The mother of three from Kingswinford decided to take the 50ft plunge down the side of Dudley's Showcase Cinema just weeks after her father, Roger Lane, died from oesophagus cancer in December 2003.
The 40-year-old secretary also encouraged other daredevils to join her for the abseil, which took place at the cinema where she worked in Castle Gate.
The event, based on the theme of Oscar winning action heroes, was organised by Cancer Research UK to raise vital funds for research into the causes, prevention, treatment and cure for cancer.
Participants had been encouraged to come along dressed as their favourite action hero and organisers were hoping to see at least 300 daring Spidermen, Superwomen at the event, which was open to anyone aged 12 and over.
Janice, who has three children, Claire, aged 17, Lucy, aged 14, and Callam, aged 10, put aside her fears to tackle the abseil with daughter Lucy.
Before her father was diagnosed with cancer on his 65th birthday in October 2002, Janice had no idea that the disease would affect her family.
Relatives and friends raised £500 in donations at her father's funeral for Cancer Research UK and after being encouraged by the amount raised, Janice felt the need to do more.
"I can't do anything for him now, but I want to help in any way I can," she told the Express & Star.
"My mum and dad were married for 43 years and were very close. My mum is coping as well as she can but is so lost without my dad," added Janice.
The event was a great success, raising £30,000 for the charity, and Janice, dressed as Lara Croft, and her daughter Lucy, dressed as Felicity Shagwell, completed the abseil.
Robert Jinks, community fundraising manager for the charity said: "We're extremely grateful to Janice for having the courage to put her fears aside and take part.
"We rely almost entirely on the support of volunteers to continue funding pioneering research so it's vitally important that we get volunteers to sign up."
Charity abseils have been a popular way to raise money for good causes in the Black Country and Staffordshire over the years.
Two years before Janice and the other superheroes took the plunge in Dudley, around 50 people went over the edge for Cancer Research at Birmingham (CRAB) when they abseiled down the Sandwell College building in West Bromwich.
Staff and students from Sandwell College joined other locals for the 100ft abseil including the youngest abseiler, 12-year-old Ben Evans, of Hagley, and the oldest Joyce Baldwin, of Oldbury.
In 2015, workers from iconic Staffordshire firm Armitage Shanks tackled the side of the 50ft toilet manufacturing factory in Armitage near Rugeley and raised more than £2,000 for cancer research in the process.

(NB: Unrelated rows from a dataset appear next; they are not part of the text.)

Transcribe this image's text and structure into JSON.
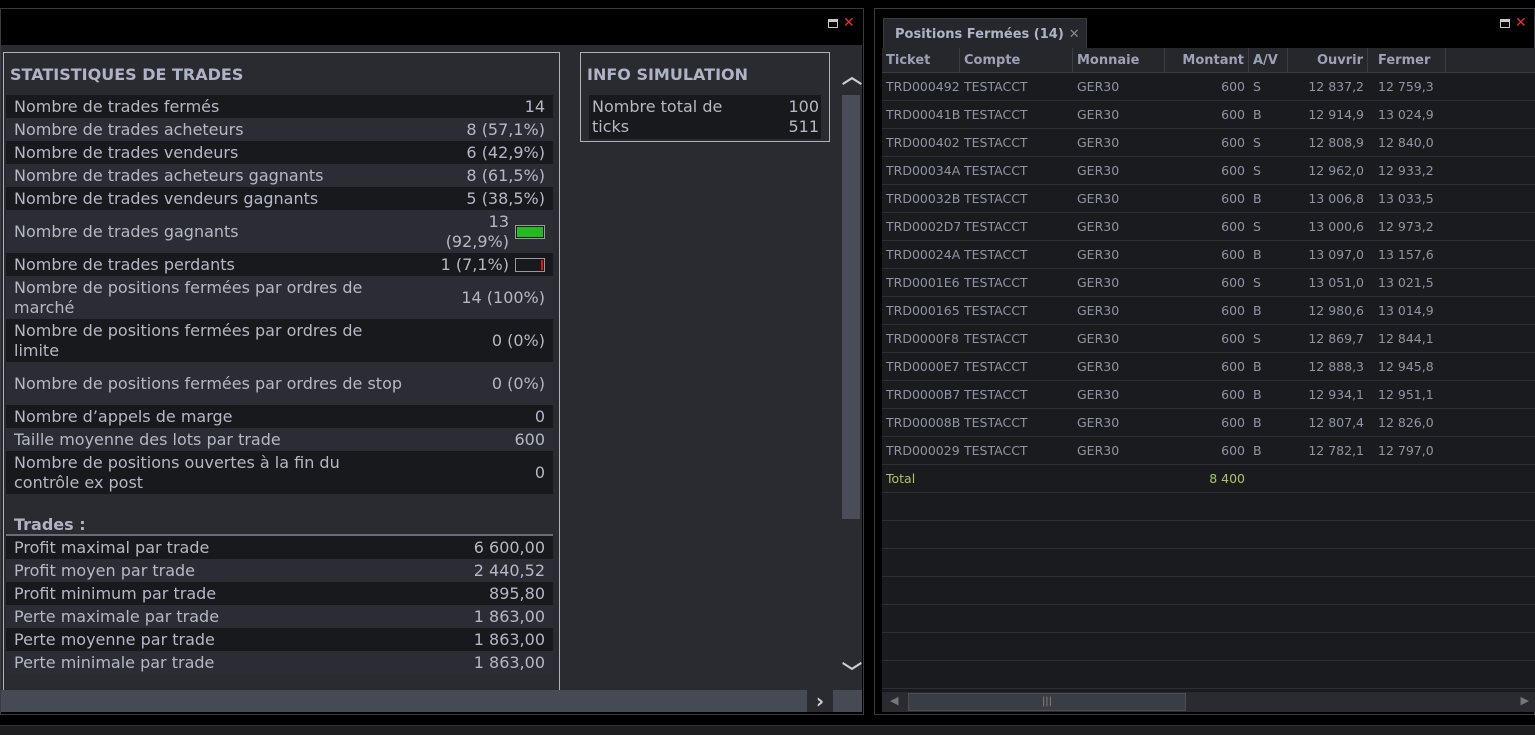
{
  "left_panel": {
    "stats": {
      "title": "STATISTIQUES DE TRADES",
      "rows": [
        {
          "label": "Nombre de trades fermés",
          "value": "14"
        },
        {
          "label": "Nombre de trades acheteurs",
          "value": "8 (57,1%)"
        },
        {
          "label": "Nombre de trades vendeurs",
          "value": "6 (42,9%)"
        },
        {
          "label": "Nombre de trades acheteurs gagnants",
          "value": "8 (61,5%)"
        },
        {
          "label": "Nombre de trades vendeurs gagnants",
          "value": "5 (38,5%)"
        },
        {
          "label": "Nombre de trades gagnants",
          "value": "13 (92,9%)",
          "bar_percent": 92.9,
          "bar_color": "#22bb22"
        },
        {
          "label": "Nombre de trades perdants",
          "value": "1 (7,1%)",
          "bar_percent": 7.1,
          "bar_color": "#ee1111"
        },
        {
          "label": "Nombre de positions fermées par ordres de marché",
          "value": "14 (100%)"
        },
        {
          "label": "Nombre de positions fermées par ordres de limite",
          "value": "0 (0%)"
        },
        {
          "label": "Nombre de positions fermées par ordres de stop",
          "value": "0 (0%)"
        },
        {
          "label": "Nombre d’appels de marge",
          "value": "0"
        },
        {
          "label": "Taille moyenne des lots par trade",
          "value": "600"
        },
        {
          "label": "Nombre de positions ouvertes à la fin du contrôle ex post",
          "value": "0"
        }
      ],
      "trades_heading": "Trades :",
      "trade_rows": [
        {
          "label": "Profit maximal par trade",
          "value": "6 600,00"
        },
        {
          "label": "Profit moyen par trade",
          "value": "2 440,52"
        },
        {
          "label": "Profit minimum par trade",
          "value": "895,80"
        },
        {
          "label": "Perte maximale par trade",
          "value": "1 863,00"
        },
        {
          "label": "Perte moyenne par trade",
          "value": "1 863,00"
        },
        {
          "label": "Perte minimale par trade",
          "value": "1 863,00"
        }
      ]
    },
    "info": {
      "title": "INFO SIMULATION",
      "label": "Nombre total de ticks",
      "value": "100 511"
    }
  },
  "right_panel": {
    "tab_label": "Positions Fermées (14)",
    "columns": [
      "Ticket",
      "Compte",
      "Monnaie",
      "Montant",
      "A/V",
      "Ouvrir",
      "Fermer"
    ],
    "rows": [
      [
        "TRD000492",
        "TESTACCT",
        "GER30",
        "600",
        "S",
        "12 837,2",
        "12 759,3"
      ],
      [
        "TRD00041B",
        "TESTACCT",
        "GER30",
        "600",
        "B",
        "12 914,9",
        "13 024,9"
      ],
      [
        "TRD000402",
        "TESTACCT",
        "GER30",
        "600",
        "S",
        "12 808,9",
        "12 840,0"
      ],
      [
        "TRD00034A",
        "TESTACCT",
        "GER30",
        "600",
        "S",
        "12 962,0",
        "12 933,2"
      ],
      [
        "TRD00032B",
        "TESTACCT",
        "GER30",
        "600",
        "B",
        "13 006,8",
        "13 033,5"
      ],
      [
        "TRD0002D7",
        "TESTACCT",
        "GER30",
        "600",
        "S",
        "13 000,6",
        "12 973,2"
      ],
      [
        "TRD00024A",
        "TESTACCT",
        "GER30",
        "600",
        "B",
        "13 097,0",
        "13 157,6"
      ],
      [
        "TRD0001E6",
        "TESTACCT",
        "GER30",
        "600",
        "S",
        "13 051,0",
        "13 021,5"
      ],
      [
        "TRD000165",
        "TESTACCT",
        "GER30",
        "600",
        "B",
        "12 980,6",
        "13 014,9"
      ],
      [
        "TRD0000F8",
        "TESTACCT",
        "GER30",
        "600",
        "S",
        "12 869,7",
        "12 844,1"
      ],
      [
        "TRD0000E7",
        "TESTACCT",
        "GER30",
        "600",
        "B",
        "12 888,3",
        "12 945,8"
      ],
      [
        "TRD0000B7",
        "TESTACCT",
        "GER30",
        "600",
        "B",
        "12 934,1",
        "12 951,1"
      ],
      [
        "TRD00008B",
        "TESTACCT",
        "GER30",
        "600",
        "B",
        "12 807,4",
        "12 826,0"
      ],
      [
        "TRD000029",
        "TESTACCT",
        "GER30",
        "600",
        "B",
        "12 782,1",
        "12 797,0"
      ]
    ],
    "total_label": "Total",
    "total_amount": "8 400"
  },
  "colors": {
    "accent_close": "#e0352b",
    "total_text": "#a9c46a"
  }
}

Robert Brown, Dave Barber and Jack Royster were among the 45 daredevils who took part.
Jenny Smith, of Armitage Shanks, said: “The team members taking part were understandably a little nervous about making their way down the side of the building.
"Luckily, our team is always up for a challenge, and everyone involved gamely stepped forward to scale the heights of the Armitage Shanks factory, with many involved enjoying it so much they almost considered taking part again.
“Our daredevil colleagues have done a sterling job in abseiling down our factory to boost our Armitage Thanks campaign, which raises money for local charities, as well as for national bowel cancer campaigns.”
And in 2016, Black Country recruitment consultants were in high spirits after they raised money for charity by completing an abseiling challenge. Staff from Pertemps Network Group, who are based in Walsall, Wolverhampton and West Bromwich, raised more than £2,000 for Macmillan Cancer Research by abseiling down the four-storey New Art Gallery in Walsall.
Pertemps branch manager in Walsall, Emily Mountney, said: “We all saw taking part in the daring, risky task as a huge personal challenge for us, although we have previously taken part in a range of charitable community events, this abseiling venture is our biggest task to date.”